No longer does the Pacific County 53-year-old worry that people are following him, as he did for years after getting picked up by Immigration and Customs Enforcement (ICE) officers in 2017, shocking locals like the police chief who knew him as a crime tipster and bilingual educator. Agents were following immigrants suspected of living in the U.S. without legal permission as the Trump administration ramped up ICE enforcement, ensnaring well-regarded residents and workers who in previous years were not considered a deportation priority.
From day one, Biden launched a complete turnaround in immigration policy. His administration announced new priorities — expanded upon last month — that dramatically scale back ICE enforcement by focusing on public safety threats, as in the tail end of the Obama administration. Biden sent a sweeping bill to Congress, introduced last month also, that would allow most immigrants living in the U.S. without legal permission to apply for citizenship in eight years and just three for Deferred Action for Childhood Arrivals (DACA) recipients who came to the U.S. as children.

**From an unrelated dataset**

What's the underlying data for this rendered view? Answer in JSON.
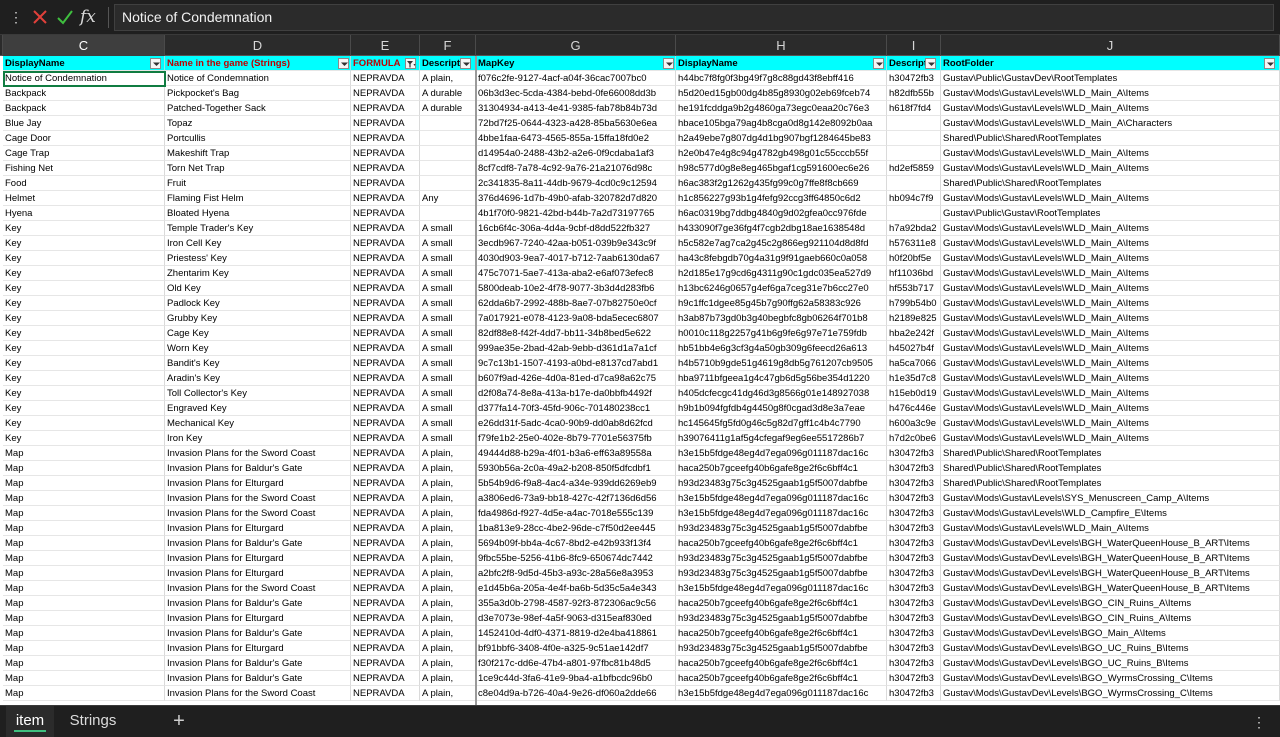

“I know there is a path for us,” said Rodríguez, who has been practicing online citizenship tests since coming to the U.S. from Mexico 17…